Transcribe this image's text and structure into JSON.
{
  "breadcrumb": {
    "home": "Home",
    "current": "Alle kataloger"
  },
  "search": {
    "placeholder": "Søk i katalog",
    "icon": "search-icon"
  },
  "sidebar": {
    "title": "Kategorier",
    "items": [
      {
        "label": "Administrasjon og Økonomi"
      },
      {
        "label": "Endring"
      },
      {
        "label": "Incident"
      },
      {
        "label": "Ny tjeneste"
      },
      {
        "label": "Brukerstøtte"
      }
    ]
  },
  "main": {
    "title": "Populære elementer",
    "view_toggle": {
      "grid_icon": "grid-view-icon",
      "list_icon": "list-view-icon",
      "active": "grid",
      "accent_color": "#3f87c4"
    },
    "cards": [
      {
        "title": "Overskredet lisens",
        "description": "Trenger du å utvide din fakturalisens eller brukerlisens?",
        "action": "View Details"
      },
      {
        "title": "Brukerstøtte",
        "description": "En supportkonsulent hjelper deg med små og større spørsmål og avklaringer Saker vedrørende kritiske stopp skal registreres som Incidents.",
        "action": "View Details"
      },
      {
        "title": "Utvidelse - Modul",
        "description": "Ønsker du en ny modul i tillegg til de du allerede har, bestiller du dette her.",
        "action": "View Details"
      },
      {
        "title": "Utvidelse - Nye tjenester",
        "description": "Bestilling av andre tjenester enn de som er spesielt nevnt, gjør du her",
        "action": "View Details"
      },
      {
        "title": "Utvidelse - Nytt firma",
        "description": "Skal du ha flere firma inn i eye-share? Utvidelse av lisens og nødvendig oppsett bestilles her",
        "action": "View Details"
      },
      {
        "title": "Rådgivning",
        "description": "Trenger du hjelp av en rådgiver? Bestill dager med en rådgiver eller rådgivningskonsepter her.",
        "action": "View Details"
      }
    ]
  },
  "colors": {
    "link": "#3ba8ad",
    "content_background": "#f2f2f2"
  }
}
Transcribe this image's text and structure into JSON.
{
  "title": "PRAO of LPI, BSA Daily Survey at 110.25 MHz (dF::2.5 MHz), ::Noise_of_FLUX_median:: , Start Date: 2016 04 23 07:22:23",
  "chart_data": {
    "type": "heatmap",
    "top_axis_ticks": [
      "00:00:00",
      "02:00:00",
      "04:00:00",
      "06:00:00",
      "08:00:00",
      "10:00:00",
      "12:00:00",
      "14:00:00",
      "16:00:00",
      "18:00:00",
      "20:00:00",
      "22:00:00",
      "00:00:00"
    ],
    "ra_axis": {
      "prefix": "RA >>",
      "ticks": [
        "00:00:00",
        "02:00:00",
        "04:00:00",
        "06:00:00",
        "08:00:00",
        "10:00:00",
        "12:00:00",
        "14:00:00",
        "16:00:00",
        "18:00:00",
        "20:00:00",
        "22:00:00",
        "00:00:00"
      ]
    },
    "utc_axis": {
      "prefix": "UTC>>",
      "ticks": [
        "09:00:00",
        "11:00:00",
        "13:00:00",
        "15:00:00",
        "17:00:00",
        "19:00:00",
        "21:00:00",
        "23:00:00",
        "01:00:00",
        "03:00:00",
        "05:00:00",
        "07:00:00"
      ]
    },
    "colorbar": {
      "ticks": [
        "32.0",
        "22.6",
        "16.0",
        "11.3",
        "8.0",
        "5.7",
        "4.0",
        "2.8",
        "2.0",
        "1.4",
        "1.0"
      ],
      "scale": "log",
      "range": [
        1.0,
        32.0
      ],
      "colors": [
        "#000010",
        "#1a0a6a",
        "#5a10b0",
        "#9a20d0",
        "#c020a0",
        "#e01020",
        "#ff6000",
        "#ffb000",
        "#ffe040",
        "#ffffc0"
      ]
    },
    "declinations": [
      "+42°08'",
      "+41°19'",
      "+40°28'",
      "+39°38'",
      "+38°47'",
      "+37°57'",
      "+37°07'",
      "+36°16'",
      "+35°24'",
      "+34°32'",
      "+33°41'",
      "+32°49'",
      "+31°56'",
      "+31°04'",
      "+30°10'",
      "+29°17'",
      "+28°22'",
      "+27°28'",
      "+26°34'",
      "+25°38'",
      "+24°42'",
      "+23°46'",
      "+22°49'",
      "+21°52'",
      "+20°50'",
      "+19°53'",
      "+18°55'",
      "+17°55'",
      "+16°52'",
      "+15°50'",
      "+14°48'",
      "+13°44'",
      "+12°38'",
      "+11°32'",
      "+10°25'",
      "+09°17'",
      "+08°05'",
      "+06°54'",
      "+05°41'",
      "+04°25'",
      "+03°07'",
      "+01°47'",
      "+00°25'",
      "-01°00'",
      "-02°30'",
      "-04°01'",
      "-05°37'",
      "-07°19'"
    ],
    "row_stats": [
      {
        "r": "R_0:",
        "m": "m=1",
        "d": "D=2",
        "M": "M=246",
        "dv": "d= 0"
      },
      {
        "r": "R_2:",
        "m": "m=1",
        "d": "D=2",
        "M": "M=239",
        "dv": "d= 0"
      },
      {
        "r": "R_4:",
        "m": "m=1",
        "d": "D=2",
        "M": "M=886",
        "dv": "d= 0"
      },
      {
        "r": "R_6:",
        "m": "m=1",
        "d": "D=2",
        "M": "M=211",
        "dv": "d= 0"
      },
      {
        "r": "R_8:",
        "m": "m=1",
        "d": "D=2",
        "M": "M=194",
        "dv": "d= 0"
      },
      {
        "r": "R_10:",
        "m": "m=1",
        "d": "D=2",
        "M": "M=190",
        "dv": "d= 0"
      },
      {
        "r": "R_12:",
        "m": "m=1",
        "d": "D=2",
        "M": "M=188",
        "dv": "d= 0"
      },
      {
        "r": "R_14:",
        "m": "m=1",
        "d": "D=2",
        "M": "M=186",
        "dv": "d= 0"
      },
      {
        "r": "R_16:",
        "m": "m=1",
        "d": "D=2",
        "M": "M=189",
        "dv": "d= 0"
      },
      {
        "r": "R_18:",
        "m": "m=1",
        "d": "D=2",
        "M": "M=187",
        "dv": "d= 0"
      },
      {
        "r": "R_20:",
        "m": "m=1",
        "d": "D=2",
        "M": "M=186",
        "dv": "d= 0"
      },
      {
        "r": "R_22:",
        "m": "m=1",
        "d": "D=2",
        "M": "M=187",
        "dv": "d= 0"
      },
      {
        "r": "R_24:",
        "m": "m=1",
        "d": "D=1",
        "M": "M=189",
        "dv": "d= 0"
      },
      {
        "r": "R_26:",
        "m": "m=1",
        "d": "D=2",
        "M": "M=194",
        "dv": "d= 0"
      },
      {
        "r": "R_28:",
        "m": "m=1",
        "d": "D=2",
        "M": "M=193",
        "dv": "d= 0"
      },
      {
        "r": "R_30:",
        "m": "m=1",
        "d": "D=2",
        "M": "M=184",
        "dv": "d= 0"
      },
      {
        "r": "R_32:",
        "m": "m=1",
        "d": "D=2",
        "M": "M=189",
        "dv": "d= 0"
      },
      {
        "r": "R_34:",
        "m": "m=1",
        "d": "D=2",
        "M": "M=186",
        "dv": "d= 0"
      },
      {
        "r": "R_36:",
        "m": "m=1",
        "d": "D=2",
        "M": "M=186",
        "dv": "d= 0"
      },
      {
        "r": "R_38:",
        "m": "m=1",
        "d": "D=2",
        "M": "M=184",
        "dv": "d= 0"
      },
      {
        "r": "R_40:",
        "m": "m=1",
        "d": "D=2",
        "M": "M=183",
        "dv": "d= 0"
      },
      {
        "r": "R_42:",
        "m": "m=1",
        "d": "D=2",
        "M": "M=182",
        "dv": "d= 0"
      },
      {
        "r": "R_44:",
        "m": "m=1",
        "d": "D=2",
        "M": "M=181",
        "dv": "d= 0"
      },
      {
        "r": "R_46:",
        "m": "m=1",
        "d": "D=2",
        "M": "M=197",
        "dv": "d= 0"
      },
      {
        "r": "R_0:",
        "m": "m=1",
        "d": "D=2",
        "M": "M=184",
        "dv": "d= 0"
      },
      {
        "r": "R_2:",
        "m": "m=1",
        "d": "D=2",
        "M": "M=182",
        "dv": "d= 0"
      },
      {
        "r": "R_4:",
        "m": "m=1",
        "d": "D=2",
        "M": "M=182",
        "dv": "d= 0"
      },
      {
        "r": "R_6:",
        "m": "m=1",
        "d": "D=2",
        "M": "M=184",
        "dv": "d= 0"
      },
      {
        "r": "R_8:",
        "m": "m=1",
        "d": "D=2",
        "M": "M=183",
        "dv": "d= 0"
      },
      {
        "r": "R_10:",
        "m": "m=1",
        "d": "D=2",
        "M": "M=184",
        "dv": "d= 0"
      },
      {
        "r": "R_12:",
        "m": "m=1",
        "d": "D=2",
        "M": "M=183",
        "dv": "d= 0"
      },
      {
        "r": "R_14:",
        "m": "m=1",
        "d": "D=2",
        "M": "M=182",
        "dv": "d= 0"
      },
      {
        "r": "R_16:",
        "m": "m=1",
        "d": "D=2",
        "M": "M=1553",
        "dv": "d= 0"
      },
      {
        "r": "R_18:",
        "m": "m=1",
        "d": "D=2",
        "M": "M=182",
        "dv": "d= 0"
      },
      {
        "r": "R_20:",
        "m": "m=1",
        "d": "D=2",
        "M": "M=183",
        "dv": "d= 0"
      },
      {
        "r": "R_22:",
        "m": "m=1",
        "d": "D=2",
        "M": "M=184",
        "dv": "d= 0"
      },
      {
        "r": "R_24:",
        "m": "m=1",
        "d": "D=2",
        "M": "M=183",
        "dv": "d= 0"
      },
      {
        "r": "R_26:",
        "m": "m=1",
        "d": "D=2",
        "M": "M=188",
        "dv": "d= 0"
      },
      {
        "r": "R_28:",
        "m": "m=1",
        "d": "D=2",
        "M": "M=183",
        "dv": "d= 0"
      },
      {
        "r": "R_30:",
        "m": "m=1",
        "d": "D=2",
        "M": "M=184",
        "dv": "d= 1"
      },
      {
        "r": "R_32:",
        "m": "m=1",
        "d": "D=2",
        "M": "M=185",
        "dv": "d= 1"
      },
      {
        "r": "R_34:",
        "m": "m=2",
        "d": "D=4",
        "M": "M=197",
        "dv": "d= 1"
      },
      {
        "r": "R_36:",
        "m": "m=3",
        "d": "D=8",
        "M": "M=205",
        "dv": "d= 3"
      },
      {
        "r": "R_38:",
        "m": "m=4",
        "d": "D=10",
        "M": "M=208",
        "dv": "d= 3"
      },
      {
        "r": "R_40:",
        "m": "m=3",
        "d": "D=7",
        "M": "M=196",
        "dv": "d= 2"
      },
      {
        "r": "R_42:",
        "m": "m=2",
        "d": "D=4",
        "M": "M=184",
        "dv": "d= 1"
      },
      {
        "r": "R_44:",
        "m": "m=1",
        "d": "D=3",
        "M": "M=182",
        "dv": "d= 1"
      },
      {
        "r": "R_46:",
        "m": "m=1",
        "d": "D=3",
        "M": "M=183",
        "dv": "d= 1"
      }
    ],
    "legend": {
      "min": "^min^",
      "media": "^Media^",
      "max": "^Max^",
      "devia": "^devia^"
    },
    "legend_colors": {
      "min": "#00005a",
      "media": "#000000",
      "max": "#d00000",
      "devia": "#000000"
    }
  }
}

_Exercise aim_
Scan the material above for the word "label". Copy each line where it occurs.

_Response area_
        "label": "Administrasjon og Økonomi"
        "label": "Endring"
        "label": "Incident"
        "label": "Ny tjeneste"
        "label": "Brukerstøtte"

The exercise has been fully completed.